What is DVI?
DVI (Digital Video Interface) is an interface and transmits analog and digital image signals from a computer to a flat screen. It replaces the old VGA interface. This had the disadvantage that analog signals lose quality with longer or inferior connection cables, resulting in reduced image quality. DVI has the advantage that digital image signals from the graphics card do not have to be converted into analog image signals, as is the case with VGA. With DVI, it was possible for the first time to route the digital image signal directly to the digital flat screen without any loss of quality. With DVI, the image data retain their digital character throughout the entire signal chain and thus remain unaltered. This has enabled DVI to hold its own against analog interfaces such as VGA with better image quality. The success of the DVI standard in the computer sector was due to its ease of use and good image quality. DVI also allows components to be connected and disconnected on the fly. This advantage makes sense when you want to replace mobile devices, such as laptops, monitors or beamers, without having to turn them off.
DVI or HDMI - the most important differences
Even though DVI connections are more and more replaced by HDMI connections, you can still find them. Especially if you are a hobbyist and deal with older devices, you will come across DVI again and again. Therefore, here is a short excursion to the advantages and disadvantages of the two connection types.
- HDMI transmits picture and sound signals in parallel. DVI can only transmit the image signal.
- If the PC is to be connected to the monitor via DVI, the appropriate audio cable is required.
- HDMI can transmit 4K or 8K, which DVI cannot.
- HDMI is suitable for home theater sound with up to six channels and 5.1 surround sound setups.

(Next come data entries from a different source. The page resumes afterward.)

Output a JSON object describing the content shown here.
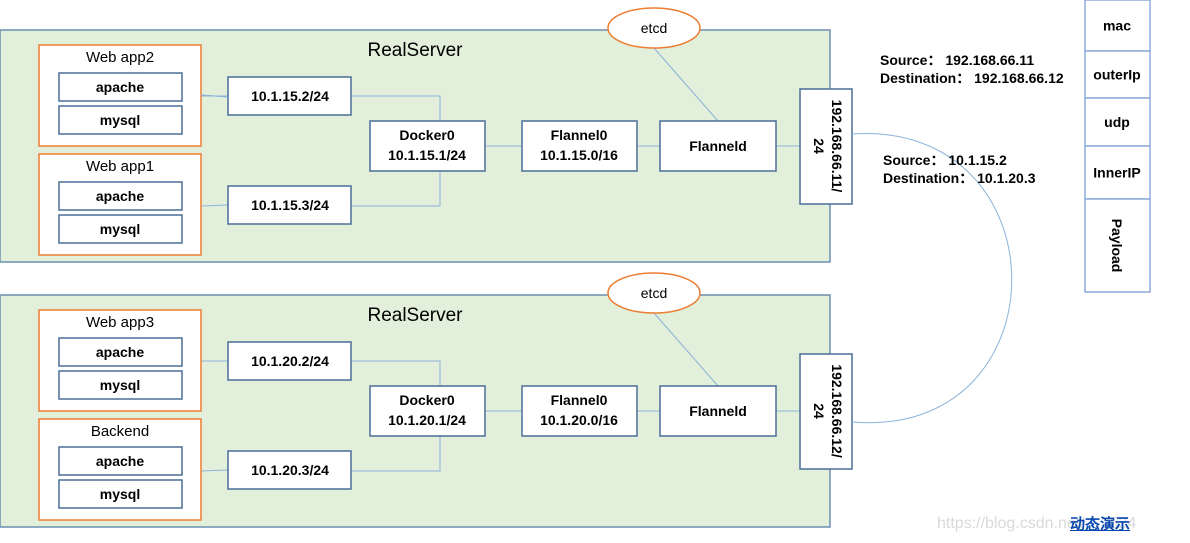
{
  "servers": [
    {
      "title": "RealServer",
      "etcd": "etcd",
      "apps": [
        {
          "name": "Web app2",
          "items": [
            "apache",
            "mysql"
          ]
        },
        {
          "name": "Web app1",
          "items": [
            "apache",
            "mysql"
          ]
        }
      ],
      "veth": [
        "10.1.15.2/24",
        "10.1.15.3/24"
      ],
      "docker": [
        "Docker0",
        "10.1.15.1/24"
      ],
      "flannel0": [
        "Flannel0",
        "10.1.15.0/16"
      ],
      "flanneld": "Flanneld",
      "iface": [
        "192.168.66.11/",
        "24"
      ]
    },
    {
      "title": "RealServer",
      "etcd": "etcd",
      "apps": [
        {
          "name": "Web app3",
          "items": [
            "apache",
            "mysql"
          ]
        },
        {
          "name": "Backend",
          "items": [
            "apache",
            "mysql"
          ]
        }
      ],
      "veth": [
        "10.1.20.2/24",
        "10.1.20.3/24"
      ],
      "docker": [
        "Docker0",
        "10.1.20.1/24"
      ],
      "flannel0": [
        "Flannel0",
        "10.1.20.0/16"
      ],
      "flanneld": "Flanneld",
      "iface": [
        "192.168.66.12/",
        "24"
      ]
    }
  ],
  "outer": {
    "source": "Source：  192.168.66.11",
    "destination": "Destination：  192.168.66.12"
  },
  "inner": {
    "source": "Source：  10.1.15.2",
    "destination": "Destination：  10.1.20.3"
  },
  "packet": [
    "mac",
    "outerIp",
    "udp",
    "InnerIP",
    "Payload"
  ],
  "link": "动态演示",
  "watermark": "https://blog.csdn.net/…2524",
  "colors": {
    "server_fill": "#e2efda",
    "app_border": "#ed7d31",
    "link": "#0645ad"
  }
}
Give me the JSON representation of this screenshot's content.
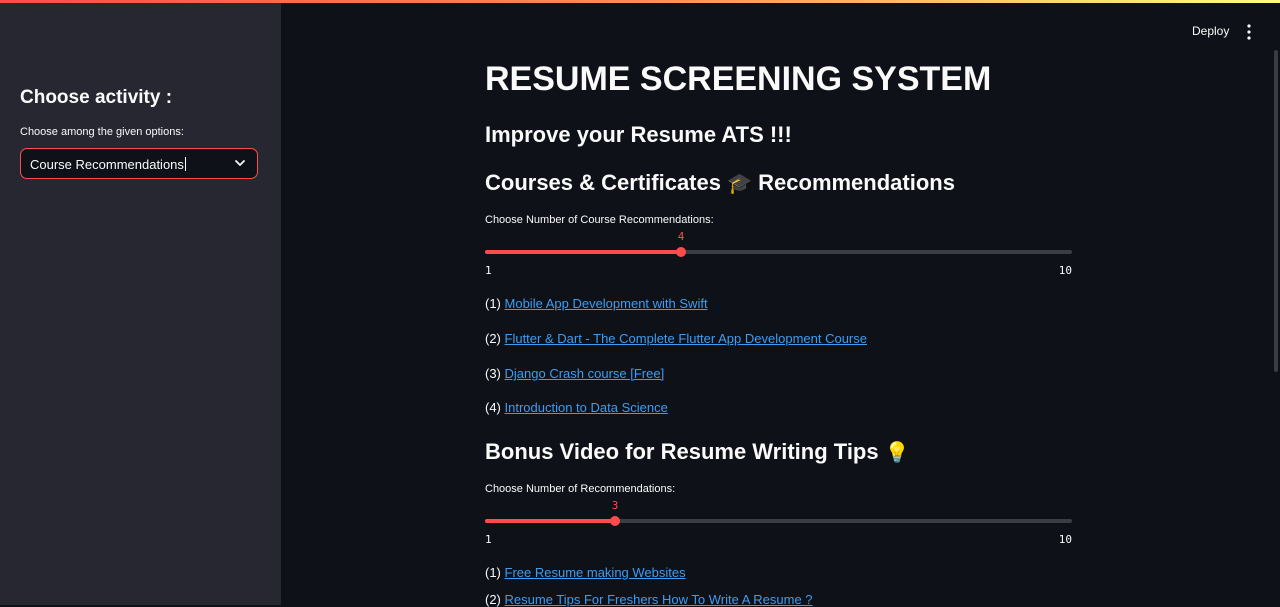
{
  "sidebar": {
    "heading": "Choose activity :",
    "select_label": "Choose among the given options:",
    "select_value": "Course Recommendations"
  },
  "header": {
    "deploy_label": "Deploy"
  },
  "main": {
    "title": "RESUME SCREENING SYSTEM",
    "subtitle": "Improve your Resume ATS !!!",
    "courses_heading": "Courses & Certificates",
    "courses_heading_emoji": "🎓",
    "courses_heading_suffix": "Recommendations",
    "course_slider": {
      "label": "Choose Number of Course Recommendations:",
      "value": 4,
      "min": 1,
      "max": 10
    },
    "courses": [
      {
        "num": "(1)",
        "title": "Mobile App Development with Swift"
      },
      {
        "num": "(2)",
        "title": "Flutter & Dart - The Complete Flutter App Development Course"
      },
      {
        "num": "(3)",
        "title": "Django Crash course [Free]"
      },
      {
        "num": "(4)",
        "title": "Introduction to Data Science"
      }
    ],
    "video_heading": "Bonus Video for Resume Writing Tips",
    "video_heading_emoji": "💡",
    "video_slider": {
      "label": "Choose Number of Recommendations:",
      "value": 3,
      "min": 1,
      "max": 10
    },
    "videos": [
      {
        "num": "(1)",
        "title": "Free Resume making Websites"
      },
      {
        "num": "(2)",
        "title": "Resume Tips For Freshers How To Write A Resume ?"
      }
    ]
  },
  "colors": {
    "accent": "#ff4b4b",
    "link": "#3d9df3",
    "bg": "#0e1117",
    "sidebar": "#262730"
  }
}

- DVI no longer plays a role in home entertainment, but is most likely used to connect a graphics card on the computer to the PC.
- The picture quality does not differ between DVI and HDMI if the signal is transmitted without interference.
- HDMI always supports HDCP (Digital Copy Protection), DVI supports HDCP only sometimes.
- If a DVI cable does not support HDCP, you will not see a picture on blurays or DVDs.
Which cable lengths are possible?
The maximum possible cable length when connecting a monitor via DVI depends on the resistance of the connecting cable as well as the quality of the signal amplification. As a rule, you are on the safe side with all lengths up to 5 meters. However, more than 10 meters should not be exceeded between two cable sections without a DVI amplifier. Otherwise, with digital transmission and insufficient signal quality, the signal processing breaks down due to high bit error rates and the picture remains black.
DVI compatible extensions
DVI cables are available in different versions. So you can buy a DVI connector with different second connectors. So port A would be DVI and port B for example VGA or HDMI to easily connect your monitor and graphics card.
DVI and VGA
DVI cables are also capable of transmitting analog signals. Thus, it is possible to operate VGA-capable monitors via a suitable adapter on the DVI interface.
DVI and HDMI
The DVI interface has another advantage: it is compatible with HDMI and so it is possible to connect a computer or notebook with HDMI output to a monitor that has a DVI input. All you need is the appropriate cable with HDMI connector on one side and DVI connector on the other. You should know that DVI does not transmit audio signals. The sound must then be routed separately, for example via an extra RCA cable. Modern connections, such as HDMI, USB-C or DisplayPort, transmit both picture and sound.
What should be considered when buying?
DVI comes in three main formats. DVI-I, which transmits both analog and digital signals, DVI-D, which is made exclusively for digital video data, and DVI-A, which only processes analog signals. DVI-A is used exclusively on adapter cables for VGA. The DVI-D format is the most common connector and DVI-I is the most commonly used connector, as it is compatible with all other formats. DVI-D cables are used to create a digital connection between the output (usually the graphics card) and the flat panel monitor.